======== Records shown ========

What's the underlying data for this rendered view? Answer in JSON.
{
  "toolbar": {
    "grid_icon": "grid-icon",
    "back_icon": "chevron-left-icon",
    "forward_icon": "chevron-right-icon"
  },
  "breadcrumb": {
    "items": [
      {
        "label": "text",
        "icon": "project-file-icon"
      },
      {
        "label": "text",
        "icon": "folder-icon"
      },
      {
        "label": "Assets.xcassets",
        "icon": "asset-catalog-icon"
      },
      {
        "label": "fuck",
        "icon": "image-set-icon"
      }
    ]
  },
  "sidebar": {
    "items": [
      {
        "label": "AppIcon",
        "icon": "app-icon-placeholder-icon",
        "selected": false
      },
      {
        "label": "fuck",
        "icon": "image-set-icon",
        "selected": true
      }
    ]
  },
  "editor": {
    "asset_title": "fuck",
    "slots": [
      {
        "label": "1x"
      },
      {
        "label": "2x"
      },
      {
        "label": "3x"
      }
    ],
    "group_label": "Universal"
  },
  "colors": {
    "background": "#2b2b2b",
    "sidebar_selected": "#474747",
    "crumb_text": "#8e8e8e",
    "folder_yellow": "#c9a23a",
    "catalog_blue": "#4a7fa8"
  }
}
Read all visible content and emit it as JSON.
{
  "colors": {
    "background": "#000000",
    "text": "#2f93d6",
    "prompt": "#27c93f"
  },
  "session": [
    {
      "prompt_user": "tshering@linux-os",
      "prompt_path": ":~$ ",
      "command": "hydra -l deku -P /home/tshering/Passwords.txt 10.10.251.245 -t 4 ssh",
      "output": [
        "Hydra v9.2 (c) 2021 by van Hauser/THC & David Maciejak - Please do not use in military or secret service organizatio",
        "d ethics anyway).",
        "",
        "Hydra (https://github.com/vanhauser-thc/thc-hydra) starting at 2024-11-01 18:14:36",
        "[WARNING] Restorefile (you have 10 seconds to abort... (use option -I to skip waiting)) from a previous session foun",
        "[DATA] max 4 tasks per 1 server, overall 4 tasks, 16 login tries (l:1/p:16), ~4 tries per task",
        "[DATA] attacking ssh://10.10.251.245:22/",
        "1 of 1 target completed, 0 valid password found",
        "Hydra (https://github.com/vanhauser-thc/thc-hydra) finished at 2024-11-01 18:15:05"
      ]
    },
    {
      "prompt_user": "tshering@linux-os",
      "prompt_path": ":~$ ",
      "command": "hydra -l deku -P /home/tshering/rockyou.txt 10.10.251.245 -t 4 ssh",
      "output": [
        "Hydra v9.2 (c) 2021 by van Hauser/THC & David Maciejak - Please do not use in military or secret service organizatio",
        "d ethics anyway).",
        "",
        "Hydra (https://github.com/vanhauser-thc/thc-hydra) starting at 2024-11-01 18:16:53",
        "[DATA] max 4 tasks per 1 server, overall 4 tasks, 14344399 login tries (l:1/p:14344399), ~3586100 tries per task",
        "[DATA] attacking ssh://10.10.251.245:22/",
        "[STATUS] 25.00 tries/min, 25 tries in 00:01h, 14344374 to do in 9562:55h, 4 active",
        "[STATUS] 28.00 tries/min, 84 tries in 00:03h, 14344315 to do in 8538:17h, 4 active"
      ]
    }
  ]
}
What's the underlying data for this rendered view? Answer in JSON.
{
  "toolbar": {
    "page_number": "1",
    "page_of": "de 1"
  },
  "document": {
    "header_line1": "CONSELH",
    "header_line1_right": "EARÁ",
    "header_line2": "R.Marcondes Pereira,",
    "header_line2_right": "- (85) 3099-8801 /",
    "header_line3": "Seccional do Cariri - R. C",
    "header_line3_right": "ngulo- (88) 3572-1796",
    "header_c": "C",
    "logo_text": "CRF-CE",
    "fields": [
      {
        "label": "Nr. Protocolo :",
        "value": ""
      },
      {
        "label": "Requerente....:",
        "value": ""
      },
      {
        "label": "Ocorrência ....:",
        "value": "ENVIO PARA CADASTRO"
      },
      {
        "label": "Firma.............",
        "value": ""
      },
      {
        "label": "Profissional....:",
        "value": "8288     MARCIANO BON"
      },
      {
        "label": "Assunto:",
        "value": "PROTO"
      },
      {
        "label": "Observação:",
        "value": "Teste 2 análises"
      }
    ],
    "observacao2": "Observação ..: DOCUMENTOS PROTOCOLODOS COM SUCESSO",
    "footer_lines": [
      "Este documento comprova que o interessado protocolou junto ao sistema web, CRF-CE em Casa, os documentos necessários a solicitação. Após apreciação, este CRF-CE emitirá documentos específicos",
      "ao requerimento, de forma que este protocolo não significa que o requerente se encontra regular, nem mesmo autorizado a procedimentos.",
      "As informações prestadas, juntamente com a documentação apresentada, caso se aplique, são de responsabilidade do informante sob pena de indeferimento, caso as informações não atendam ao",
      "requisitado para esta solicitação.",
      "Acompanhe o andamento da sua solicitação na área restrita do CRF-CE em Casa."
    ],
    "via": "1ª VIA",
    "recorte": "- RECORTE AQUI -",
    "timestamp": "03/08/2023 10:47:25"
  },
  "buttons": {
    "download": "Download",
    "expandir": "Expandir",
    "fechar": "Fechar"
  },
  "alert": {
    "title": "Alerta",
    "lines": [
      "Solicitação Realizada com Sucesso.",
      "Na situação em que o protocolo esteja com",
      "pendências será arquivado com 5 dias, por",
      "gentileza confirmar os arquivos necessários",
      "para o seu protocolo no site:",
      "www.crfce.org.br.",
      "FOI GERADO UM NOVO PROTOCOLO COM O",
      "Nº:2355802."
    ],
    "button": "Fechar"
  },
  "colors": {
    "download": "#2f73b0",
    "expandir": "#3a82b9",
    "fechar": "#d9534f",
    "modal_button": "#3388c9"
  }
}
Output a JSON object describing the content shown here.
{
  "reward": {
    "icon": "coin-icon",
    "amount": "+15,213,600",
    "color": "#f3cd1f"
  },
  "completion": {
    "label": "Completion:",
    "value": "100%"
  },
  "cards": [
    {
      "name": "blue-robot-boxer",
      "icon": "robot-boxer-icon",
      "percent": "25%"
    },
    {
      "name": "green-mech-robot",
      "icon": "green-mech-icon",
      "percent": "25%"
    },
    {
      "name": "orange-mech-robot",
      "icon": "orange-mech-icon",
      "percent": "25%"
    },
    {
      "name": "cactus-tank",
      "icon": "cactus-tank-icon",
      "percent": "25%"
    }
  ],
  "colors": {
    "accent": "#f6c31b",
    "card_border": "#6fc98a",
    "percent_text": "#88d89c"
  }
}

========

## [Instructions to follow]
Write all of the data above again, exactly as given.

## [Your response]
What's the underlying data for this rendered view? Answer in JSON.
{
  "toolbar": {
    "grid_icon": "grid-icon",
    "back_icon": "chevron-left-icon",
    "forward_icon": "chevron-right-icon"
  },
  "breadcrumb": {
    "items": [
      {
        "label": "text",
        "icon": "project-file-icon"
      },
      {
        "label": "text",
        "icon": "folder-icon"
      },
      {
        "label": "Assets.xcassets",
        "icon": "asset-catalog-icon"
      },
      {
        "label": "fuck",
        "icon": "image-set-icon"
      }
    ]
  },
  "sidebar": {
    "items": [
      {
        "label": "AppIcon",
        "icon": "app-icon-placeholder-icon",
        "selected": false
      },
      {
        "label": "fuck",
        "icon": "image-set-icon",
        "selected": true
      }
    ]
  },
  "editor": {
    "asset_title": "fuck",
    "slots": [
      {
        "label": "1x"
      },
      {
        "label": "2x"
      },
      {
        "label": "3x"
      }
    ],
    "group_label": "Universal"
  },
  "colors": {
    "background": "#2b2b2b",
    "sidebar_selected": "#474747",
    "crumb_text": "#8e8e8e",
    "folder_yellow": "#c9a23a",
    "catalog_blue": "#4a7fa8"
  }
}
Read all visible content and emit it as JSON.
{
  "colors": {
    "background": "#000000",
    "text": "#2f93d6",
    "prompt": "#27c93f"
  },
  "session": [
    {
      "prompt_user": "tshering@linux-os",
      "prompt_path": ":~$ ",
      "command": "hydra -l deku -P /home/tshering/Passwords.txt 10.10.251.245 -t 4 ssh",
      "output": [
        "Hydra v9.2 (c) 2021 by van Hauser/THC & David Maciejak - Please do not use in military or secret service organizatio",
        "d ethics anyway).",
        "",
        "Hydra (https://github.com/vanhauser-thc/thc-hydra) starting at 2024-11-01 18:14:36",
        "[WARNING] Restorefile (you have 10 seconds to abort... (use option -I to skip waiting)) from a previous session foun",
        "[DATA] max 4 tasks per 1 server, overall 4 tasks, 16 login tries (l:1/p:16), ~4 tries per task",
        "[DATA] attacking ssh://10.10.251.245:22/",
        "1 of 1 target completed, 0 valid password found",
        "Hydra (https://github.com/vanhauser-thc/thc-hydra) finished at 2024-11-01 18:15:05"
      ]
    },
    {
      "prompt_user": "tshering@linux-os",
      "prompt_path": ":~$ ",
      "command": "hydra -l deku -P /home/tshering/rockyou.txt 10.10.251.245 -t 4 ssh",
      "output": [
        "Hydra v9.2 (c) 2021 by van Hauser/THC & David Maciejak - Please do not use in military or secret service organizatio",
        "d ethics anyway).",
        "",
        "Hydra (https://github.com/vanhauser-thc/thc-hydra) starting at 2024-11-01 18:16:53",
        "[DATA] max 4 tasks per 1 server, overall 4 tasks, 14344399 login tries (l:1/p:14344399), ~3586100 tries per task",
        "[DATA] attacking ssh://10.10.251.245:22/",
        "[STATUS] 25.00 tries/min, 25 tries in 00:01h, 14344374 to do in 9562:55h, 4 active",
        "[STATUS] 28.00 tries/min, 84 tries in 00:03h, 14344315 to do in 8538:17h, 4 active"
      ]
    }
  ]
}
What's the underlying data for this rendered view? Answer in JSON.
{
  "toolbar": {
    "page_number": "1",
    "page_of": "de 1"
  },
  "document": {
    "header_line1": "CONSELH",
    "header_line1_right": "EARÁ",
    "header_line2": "R.Marcondes Pereira,",
    "header_line2_right": "- (85) 3099-8801 /",
    "header_line3": "Seccional do Cariri - R. C",
    "header_line3_right": "ngulo- (88) 3572-1796",
    "header_c": "C",
    "logo_text": "CRF-CE",
    "fields": [
      {
        "label": "Nr. Protocolo :",
        "value": ""
      },
      {
        "label": "Requerente....:",
        "value": ""
      },
      {
        "label": "Ocorrência ....:",
        "value": "ENVIO PARA CADASTRO"
      },
      {
        "label": "Firma.............",
        "value": ""
      },
      {
        "label": "Profissional....:",
        "value": "8288     MARCIANO BON"
      },
      {
        "label": "Assunto:",
        "value": "PROTO"
      },
      {
        "label": "Observação:",
        "value": "Teste 2 análises"
      }
    ],
    "observacao2": "Observação ..: DOCUMENTOS PROTOCOLODOS COM SUCESSO",
    "footer_lines": [
      "Este documento comprova que o interessado protocolou junto ao sistema web, CRF-CE em Casa, os documentos necessários a solicitação. Após apreciação, este CRF-CE emitirá documentos específicos",
      "ao requerimento, de forma que este protocolo não significa que o requerente se encontra regular, nem mesmo autorizado a procedimentos.",
      "As informações prestadas, juntamente com a documentação apresentada, caso se aplique, são de responsabilidade do informante sob pena de indeferimento, caso as informações não atendam ao",
      "requisitado para esta solicitação.",
      "Acompanhe o andamento da sua solicitação na área restrita do CRF-CE em Casa."
    ],
    "via": "1ª VIA",
    "recorte": "- RECORTE AQUI -",
    "timestamp": "03/08/2023 10:47:25"
  },
  "buttons": {
    "download": "Download",
    "expandir": "Expandir",
    "fechar": "Fechar"
  },
  "alert": {
    "title": "Alerta",
    "lines": [
      "Solicitação Realizada com Sucesso.",
      "Na situação em que o protocolo esteja com",
      "pendências será arquivado com 5 dias, por",
      "gentileza confirmar os arquivos necessários",
      "para o seu protocolo no site:",
      "www.crfce.org.br.",
      "FOI GERADO UM NOVO PROTOCOLO COM O",
      "Nº:2355802."
    ],
    "button": "Fechar"
  },
  "colors": {
    "download": "#2f73b0",
    "expandir": "#3a82b9",
    "fechar": "#d9534f",
    "modal_button": "#3388c9"
  }
}
Output a JSON object describing the content shown here.
{
  "reward": {
    "icon": "coin-icon",
    "amount": "+15,213,600",
    "color": "#f3cd1f"
  },
  "completion": {
    "label": "Completion:",
    "value": "100%"
  },
  "cards": [
    {
      "name": "blue-robot-boxer",
      "icon": "robot-boxer-icon",
      "percent": "25%"
    },
    {
      "name": "green-mech-robot",
      "icon": "green-mech-icon",
      "percent": "25%"
    },
    {
      "name": "orange-mech-robot",
      "icon": "orange-mech-icon",
      "percent": "25%"
    },
    {
      "name": "cactus-tank",
      "icon": "cactus-tank-icon",
      "percent": "25%"
    }
  ],
  "colors": {
    "accent": "#f6c31b",
    "card_border": "#6fc98a",
    "percent_text": "#88d89c"
  }
}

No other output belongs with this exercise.